A sale at €115m would reflect a net initial yield of approximately 7.47%, based on a net operating income of €8.97m. The weighted average unexpired lease term is 9.11 years and the portfolio vacancy rate is just 2.1%.
The Hazel retail portfolio, which will be sold jointly by Bannon and DTZ, comprises:
• the Wilton Shopping Centre near Cork, formerly owned by Joe O’Donovan who initially acquired the asset in a 60:40 joint venture with Howard Holdings for €124m from Tesco in 2004. Around a year later O’Donovan paid above €50m for Howard Holdings’ 40% stake. The shopping centre, now in receivership, is now valued at €70m and has annual rent of €5.1m. Tesco remains an achor tenant along with Penneys;
• the consensual sale of Drogheda Retail Park, developed by Séamus Domegan, Phil Dillon and Pat Fallon, comprises 13 retail warehouse units totalling over 214,000 sq ft with a weighted average unexpired lease term of over 8.3 years.
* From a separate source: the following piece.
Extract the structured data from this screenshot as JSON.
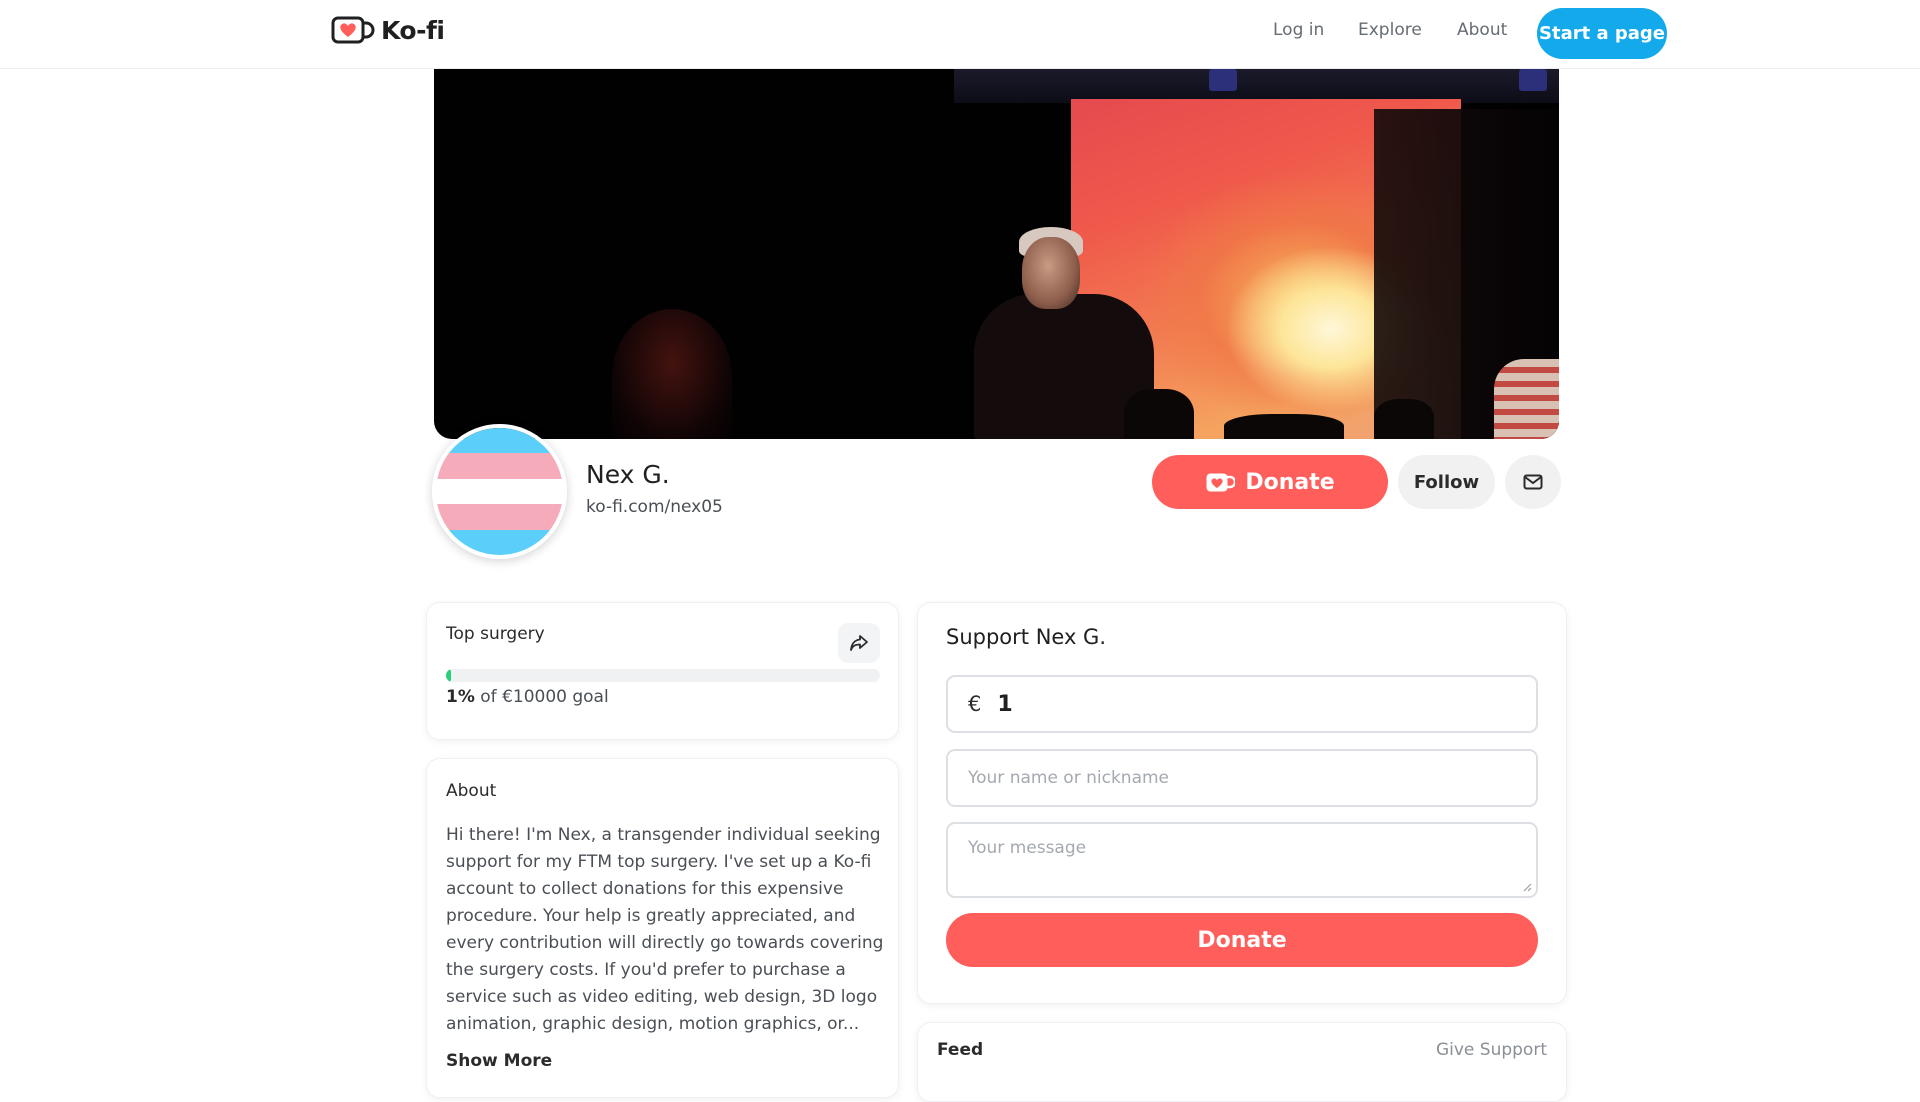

The annual passing rent is just over €2.5m and is valued at approximately €30m. Homebase, Harvey Norman & TK Maxx contributes to over 53% of the rental income;
• the Gateway Retail Park, with a price tag of over €15m, was developed by property veteran Michael Whelan and produces a rent roll of €1.4m. The 83,936 sq ft park, in receivership, is fully occupied by B&Q, Next, New Look and McSharrys Pharmacy and has a weighted average unexpired lease term of just under eight years. For investors, the adjacent land represents a 3.94 acre site development site. The majority of the existing Phase 1 and proposed Phase 2 benefit from open consent retail use.
First round bids are expected to be called around the third week of October.
Rod Nowlan, director of investment at Bannon and Karl Stewart, director at DTZ Sherry FitzGerald, who are handling the sale, said: “The Hazel Portfolio provides investors with an opportunity to access a cross section of the retail market with high quality schemes which are imbedded in their respective catchments.
“All assets enjoy a low level of vacancy and strong tenant line up and unlike many recent more provincially focused portfolios the assets are not overburdened with excessively over-rented units’. Their fundamentals are secured off the back of strong cities or a thriving Dublin commuter town.”